Start of Block
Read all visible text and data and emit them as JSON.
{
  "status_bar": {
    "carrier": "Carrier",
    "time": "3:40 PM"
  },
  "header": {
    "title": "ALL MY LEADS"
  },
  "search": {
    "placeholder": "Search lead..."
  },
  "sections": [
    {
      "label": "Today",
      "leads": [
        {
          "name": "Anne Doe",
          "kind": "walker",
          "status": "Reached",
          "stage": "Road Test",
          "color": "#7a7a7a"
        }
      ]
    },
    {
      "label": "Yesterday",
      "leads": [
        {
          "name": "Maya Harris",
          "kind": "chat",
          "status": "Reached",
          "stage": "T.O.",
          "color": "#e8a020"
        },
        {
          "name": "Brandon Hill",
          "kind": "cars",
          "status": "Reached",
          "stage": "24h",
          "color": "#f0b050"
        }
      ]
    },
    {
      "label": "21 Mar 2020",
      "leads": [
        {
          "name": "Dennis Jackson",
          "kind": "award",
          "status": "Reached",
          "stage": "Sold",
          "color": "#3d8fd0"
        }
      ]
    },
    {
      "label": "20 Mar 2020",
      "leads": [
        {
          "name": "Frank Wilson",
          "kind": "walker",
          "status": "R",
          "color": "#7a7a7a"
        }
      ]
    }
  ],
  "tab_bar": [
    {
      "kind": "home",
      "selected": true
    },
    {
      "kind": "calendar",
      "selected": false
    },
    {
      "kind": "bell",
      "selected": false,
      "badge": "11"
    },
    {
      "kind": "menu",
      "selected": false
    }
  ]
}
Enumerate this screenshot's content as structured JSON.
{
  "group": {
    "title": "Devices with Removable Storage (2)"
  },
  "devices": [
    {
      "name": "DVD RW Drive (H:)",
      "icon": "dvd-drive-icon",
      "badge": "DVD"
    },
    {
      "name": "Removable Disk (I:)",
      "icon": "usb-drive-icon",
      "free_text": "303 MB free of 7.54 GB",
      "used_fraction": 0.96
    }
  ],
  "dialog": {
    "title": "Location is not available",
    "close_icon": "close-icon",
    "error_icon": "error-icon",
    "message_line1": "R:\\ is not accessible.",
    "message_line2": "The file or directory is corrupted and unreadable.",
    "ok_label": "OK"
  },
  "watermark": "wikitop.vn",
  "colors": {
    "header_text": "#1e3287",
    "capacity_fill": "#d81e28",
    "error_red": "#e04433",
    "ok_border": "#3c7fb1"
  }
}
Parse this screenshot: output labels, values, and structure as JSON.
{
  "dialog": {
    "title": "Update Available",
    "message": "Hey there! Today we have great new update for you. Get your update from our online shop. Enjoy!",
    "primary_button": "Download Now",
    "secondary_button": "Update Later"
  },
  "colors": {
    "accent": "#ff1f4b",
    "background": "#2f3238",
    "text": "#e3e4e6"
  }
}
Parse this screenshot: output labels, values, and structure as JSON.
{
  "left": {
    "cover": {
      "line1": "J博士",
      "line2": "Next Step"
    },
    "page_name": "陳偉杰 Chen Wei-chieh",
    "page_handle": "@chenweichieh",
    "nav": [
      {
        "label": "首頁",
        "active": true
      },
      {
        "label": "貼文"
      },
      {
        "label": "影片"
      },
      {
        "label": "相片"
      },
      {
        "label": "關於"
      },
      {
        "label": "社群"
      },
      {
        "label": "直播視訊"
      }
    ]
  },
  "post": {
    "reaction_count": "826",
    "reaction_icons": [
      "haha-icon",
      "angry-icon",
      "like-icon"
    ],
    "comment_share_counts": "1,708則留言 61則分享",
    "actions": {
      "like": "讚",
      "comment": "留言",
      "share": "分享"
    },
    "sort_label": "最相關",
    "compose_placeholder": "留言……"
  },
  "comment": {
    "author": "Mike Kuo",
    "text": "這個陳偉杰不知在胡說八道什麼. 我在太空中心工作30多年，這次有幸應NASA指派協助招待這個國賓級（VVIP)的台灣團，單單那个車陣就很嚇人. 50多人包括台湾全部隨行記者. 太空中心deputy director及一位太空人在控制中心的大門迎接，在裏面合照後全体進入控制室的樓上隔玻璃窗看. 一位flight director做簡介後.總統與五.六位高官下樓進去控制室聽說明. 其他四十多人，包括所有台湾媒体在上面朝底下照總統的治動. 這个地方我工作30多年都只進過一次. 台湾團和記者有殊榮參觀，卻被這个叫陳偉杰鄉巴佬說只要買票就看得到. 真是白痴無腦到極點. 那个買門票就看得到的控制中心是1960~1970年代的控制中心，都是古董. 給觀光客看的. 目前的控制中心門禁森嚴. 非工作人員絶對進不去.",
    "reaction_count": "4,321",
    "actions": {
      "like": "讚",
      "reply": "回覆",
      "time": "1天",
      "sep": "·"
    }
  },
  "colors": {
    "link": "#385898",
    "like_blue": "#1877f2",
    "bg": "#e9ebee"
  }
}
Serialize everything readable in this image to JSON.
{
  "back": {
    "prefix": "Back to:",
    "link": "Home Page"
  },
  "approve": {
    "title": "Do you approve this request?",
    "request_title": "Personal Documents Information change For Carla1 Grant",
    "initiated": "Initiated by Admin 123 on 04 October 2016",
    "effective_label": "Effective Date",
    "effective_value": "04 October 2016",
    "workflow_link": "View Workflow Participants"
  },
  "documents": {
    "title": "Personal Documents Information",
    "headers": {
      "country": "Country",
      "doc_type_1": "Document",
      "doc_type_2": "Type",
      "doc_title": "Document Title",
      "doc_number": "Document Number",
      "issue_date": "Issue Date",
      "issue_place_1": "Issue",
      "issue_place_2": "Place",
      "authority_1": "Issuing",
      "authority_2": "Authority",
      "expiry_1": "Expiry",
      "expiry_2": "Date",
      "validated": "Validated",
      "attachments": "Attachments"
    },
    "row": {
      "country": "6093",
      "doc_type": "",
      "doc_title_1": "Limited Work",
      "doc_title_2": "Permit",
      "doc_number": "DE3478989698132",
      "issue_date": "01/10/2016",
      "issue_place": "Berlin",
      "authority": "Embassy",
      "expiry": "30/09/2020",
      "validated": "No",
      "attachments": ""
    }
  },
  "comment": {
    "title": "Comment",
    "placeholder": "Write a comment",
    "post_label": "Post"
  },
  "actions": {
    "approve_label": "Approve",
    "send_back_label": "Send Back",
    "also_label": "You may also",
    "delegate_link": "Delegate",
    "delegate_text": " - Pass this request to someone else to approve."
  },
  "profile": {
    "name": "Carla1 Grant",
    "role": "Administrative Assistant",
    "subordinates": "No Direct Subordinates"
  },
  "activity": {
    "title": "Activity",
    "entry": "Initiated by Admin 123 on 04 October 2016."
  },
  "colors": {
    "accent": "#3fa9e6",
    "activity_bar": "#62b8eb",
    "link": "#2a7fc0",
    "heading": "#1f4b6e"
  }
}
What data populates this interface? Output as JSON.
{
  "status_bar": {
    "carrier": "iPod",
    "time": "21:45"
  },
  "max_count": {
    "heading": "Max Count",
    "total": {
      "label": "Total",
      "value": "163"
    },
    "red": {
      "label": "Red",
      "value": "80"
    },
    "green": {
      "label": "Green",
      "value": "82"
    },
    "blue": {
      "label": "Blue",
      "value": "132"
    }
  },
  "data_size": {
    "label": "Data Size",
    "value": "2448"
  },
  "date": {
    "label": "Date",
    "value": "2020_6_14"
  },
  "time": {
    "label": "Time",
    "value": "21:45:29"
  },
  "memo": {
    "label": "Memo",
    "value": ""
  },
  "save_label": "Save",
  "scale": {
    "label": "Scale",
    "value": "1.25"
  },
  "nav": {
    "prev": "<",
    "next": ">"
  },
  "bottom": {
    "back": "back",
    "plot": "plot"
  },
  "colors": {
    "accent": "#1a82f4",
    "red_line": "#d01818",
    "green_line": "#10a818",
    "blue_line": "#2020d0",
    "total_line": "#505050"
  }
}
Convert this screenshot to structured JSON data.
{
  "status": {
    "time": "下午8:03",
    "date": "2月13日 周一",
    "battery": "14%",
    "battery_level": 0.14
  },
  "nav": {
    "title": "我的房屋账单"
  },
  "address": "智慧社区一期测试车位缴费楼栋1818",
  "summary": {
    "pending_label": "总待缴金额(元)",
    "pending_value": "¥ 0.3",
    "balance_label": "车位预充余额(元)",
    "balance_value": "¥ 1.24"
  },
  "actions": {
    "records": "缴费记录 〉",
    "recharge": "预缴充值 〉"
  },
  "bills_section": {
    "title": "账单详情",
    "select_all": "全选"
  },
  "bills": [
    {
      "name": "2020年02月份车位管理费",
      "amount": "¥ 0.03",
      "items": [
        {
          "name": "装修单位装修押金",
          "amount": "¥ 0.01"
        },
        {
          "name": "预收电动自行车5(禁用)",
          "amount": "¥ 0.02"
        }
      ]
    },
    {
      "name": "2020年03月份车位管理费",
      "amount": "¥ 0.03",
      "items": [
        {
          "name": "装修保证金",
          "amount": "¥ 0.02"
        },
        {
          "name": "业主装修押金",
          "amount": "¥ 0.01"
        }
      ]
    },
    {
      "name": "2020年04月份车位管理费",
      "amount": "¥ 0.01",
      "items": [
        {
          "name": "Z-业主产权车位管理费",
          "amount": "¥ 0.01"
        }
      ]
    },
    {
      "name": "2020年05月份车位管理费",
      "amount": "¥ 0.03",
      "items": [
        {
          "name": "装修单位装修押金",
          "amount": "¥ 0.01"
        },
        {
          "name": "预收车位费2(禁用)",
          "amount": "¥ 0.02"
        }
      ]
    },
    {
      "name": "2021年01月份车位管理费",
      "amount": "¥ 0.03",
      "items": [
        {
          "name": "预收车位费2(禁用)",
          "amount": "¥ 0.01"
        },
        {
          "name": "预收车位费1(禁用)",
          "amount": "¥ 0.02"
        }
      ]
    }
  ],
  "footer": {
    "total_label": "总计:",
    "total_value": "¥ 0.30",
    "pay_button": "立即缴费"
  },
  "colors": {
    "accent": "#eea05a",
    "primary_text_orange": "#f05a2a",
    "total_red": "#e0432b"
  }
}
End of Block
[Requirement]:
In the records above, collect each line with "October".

[Exercise solution]:
    "initiated": "Initiated by Admin 123 on 04 October 2016",
    "effective_value": "04 October 2016",
    "entry": "Initiated by Admin 123 on 04 October 2016."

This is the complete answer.